=== Section Start ===
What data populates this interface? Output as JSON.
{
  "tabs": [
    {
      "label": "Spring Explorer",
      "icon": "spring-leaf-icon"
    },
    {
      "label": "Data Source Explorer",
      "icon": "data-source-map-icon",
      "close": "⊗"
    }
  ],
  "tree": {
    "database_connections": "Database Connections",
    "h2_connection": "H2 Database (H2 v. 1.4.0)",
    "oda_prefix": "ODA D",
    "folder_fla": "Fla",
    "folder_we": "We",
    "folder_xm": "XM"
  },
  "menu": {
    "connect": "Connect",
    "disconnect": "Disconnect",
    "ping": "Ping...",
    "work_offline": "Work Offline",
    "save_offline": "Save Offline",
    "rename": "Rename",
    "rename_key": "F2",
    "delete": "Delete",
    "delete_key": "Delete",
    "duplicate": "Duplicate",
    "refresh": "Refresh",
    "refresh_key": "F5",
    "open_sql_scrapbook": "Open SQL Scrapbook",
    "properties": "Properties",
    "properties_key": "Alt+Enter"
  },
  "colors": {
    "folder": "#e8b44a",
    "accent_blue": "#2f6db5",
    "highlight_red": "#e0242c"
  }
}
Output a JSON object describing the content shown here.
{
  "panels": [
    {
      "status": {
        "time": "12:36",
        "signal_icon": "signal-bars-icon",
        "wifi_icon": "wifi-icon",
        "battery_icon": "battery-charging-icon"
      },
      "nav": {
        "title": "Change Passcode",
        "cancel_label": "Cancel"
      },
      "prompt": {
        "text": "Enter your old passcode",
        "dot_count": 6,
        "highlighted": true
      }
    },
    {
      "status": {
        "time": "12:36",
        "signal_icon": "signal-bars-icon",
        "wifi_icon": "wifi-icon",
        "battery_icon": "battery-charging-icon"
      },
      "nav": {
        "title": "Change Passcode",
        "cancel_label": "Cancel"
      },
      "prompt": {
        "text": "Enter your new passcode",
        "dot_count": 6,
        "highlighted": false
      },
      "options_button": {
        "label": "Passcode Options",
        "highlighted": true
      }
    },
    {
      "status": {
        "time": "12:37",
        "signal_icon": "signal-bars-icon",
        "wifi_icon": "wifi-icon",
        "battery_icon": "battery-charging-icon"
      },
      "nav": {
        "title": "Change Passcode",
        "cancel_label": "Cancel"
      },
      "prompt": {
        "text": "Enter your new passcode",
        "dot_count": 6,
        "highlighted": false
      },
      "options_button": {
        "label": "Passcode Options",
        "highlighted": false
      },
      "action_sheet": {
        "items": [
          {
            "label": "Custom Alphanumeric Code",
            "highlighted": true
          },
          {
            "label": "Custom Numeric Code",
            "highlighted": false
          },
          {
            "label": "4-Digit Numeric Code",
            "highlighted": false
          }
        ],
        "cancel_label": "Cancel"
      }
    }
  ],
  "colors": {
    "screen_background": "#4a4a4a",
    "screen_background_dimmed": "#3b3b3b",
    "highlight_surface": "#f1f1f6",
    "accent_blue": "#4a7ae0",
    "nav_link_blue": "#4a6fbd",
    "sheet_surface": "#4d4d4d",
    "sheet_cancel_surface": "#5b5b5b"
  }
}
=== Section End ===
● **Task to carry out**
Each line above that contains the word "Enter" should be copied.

● **Exercise solution**
    "properties_key": "Alt+Enter"
        "text": "Enter your old passcode",
        "text": "Enter your new passcode",
        "text": "Enter your new passcode",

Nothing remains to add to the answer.